I say I am not willing to give up on any child in America. I say I’m not willing to give up on any school in America. I do not accept failure here in America. I believe the status quo is unacceptable; it is time to change it. And it’s time we came together — just like Jeb and I are doing today -– coming from different parties but we come together not as Democrats or Republicans, as Americans –- to lift up all of our schools — and to prepare students like you for a 21st century economy. To give every child in America a chance to make the most of their God-given potential.
Now, the good news is we know what works. We can see it in schools and communities across the country every day. We see it in a place like Bruce Randolph School in Denver. This was rated one of the worst schools in Colorado three years ago but last May graduated 97 percent of its seniors. And by the way, most of them are the first in their family to go to college.
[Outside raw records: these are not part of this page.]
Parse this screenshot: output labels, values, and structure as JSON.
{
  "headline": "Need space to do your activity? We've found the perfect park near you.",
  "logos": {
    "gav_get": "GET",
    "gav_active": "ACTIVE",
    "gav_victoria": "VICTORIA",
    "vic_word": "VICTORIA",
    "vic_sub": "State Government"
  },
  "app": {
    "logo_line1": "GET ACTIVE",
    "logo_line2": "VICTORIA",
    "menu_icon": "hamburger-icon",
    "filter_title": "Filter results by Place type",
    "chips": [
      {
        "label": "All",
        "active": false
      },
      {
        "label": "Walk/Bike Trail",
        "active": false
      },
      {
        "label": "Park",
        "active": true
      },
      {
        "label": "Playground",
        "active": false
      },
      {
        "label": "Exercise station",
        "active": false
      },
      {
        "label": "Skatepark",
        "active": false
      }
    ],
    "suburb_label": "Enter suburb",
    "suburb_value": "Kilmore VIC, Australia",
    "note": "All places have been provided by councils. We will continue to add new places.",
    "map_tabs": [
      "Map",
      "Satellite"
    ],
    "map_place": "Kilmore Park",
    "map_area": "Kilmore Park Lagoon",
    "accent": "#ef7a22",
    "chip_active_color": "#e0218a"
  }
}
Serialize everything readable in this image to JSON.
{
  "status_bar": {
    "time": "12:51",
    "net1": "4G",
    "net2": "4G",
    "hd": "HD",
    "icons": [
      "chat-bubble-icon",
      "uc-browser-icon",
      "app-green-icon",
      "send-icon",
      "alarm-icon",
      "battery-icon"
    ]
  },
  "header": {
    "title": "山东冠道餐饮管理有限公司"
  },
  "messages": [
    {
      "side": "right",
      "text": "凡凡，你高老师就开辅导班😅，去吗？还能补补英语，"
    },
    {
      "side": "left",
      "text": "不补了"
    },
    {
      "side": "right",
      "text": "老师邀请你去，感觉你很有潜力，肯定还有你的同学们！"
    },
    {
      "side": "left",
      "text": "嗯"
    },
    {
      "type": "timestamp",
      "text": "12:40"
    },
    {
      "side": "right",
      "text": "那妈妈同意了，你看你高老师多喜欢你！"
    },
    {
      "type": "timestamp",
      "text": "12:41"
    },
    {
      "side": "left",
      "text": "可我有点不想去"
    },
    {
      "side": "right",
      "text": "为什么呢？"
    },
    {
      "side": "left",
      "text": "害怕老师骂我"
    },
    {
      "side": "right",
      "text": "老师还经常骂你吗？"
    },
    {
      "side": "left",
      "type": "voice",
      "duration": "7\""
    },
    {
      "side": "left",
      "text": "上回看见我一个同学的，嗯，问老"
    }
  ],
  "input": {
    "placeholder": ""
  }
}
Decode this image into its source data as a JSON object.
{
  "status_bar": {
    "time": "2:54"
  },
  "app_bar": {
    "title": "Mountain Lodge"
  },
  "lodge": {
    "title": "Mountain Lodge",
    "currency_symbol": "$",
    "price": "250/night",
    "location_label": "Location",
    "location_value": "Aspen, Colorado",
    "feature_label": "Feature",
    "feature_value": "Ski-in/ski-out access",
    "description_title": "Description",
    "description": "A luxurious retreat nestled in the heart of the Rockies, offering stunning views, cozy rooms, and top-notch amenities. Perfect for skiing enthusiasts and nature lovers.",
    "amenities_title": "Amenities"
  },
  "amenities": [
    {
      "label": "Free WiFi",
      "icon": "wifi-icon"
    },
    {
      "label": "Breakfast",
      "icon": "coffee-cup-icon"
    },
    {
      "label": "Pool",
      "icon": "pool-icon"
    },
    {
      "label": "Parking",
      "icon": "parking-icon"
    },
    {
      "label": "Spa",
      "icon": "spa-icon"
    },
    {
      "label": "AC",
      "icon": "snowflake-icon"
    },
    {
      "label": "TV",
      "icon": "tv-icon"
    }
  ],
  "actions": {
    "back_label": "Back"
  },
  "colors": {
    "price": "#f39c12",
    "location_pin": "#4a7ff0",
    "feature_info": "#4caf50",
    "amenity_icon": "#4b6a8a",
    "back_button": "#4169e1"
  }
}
We can see it in Mastery Charter School in Philadelphia, where four times as many students are proficient in math, and violence is down 80 percent compared to just a few years ago.
And of course, we can see it right here at Miami Central. A little more than a decade ago, when the state exams started, Miami Central scored a D in each of its first five years. Then it scored an F in each of the five years after that. Halls were literally littered with garbage. One of the buildings here was called the Fish Bowl because it was always flooded. In one survey, only a third of all students said they felt safe at school. Think about that — only a third …
… You are proving the naysayers wrong –- you are proving that progress is possible. It’s possible because of your principal; it’s possible because of all the great teachers that are going above and beyond for their students, including the Teach for America Corps members who are here today. We’re proud of them. To all of the teachers here, I hope you will stay with the Miami Central family as long as you can — because this community has already benefited so much from your teaching and your mentorship and your dedication.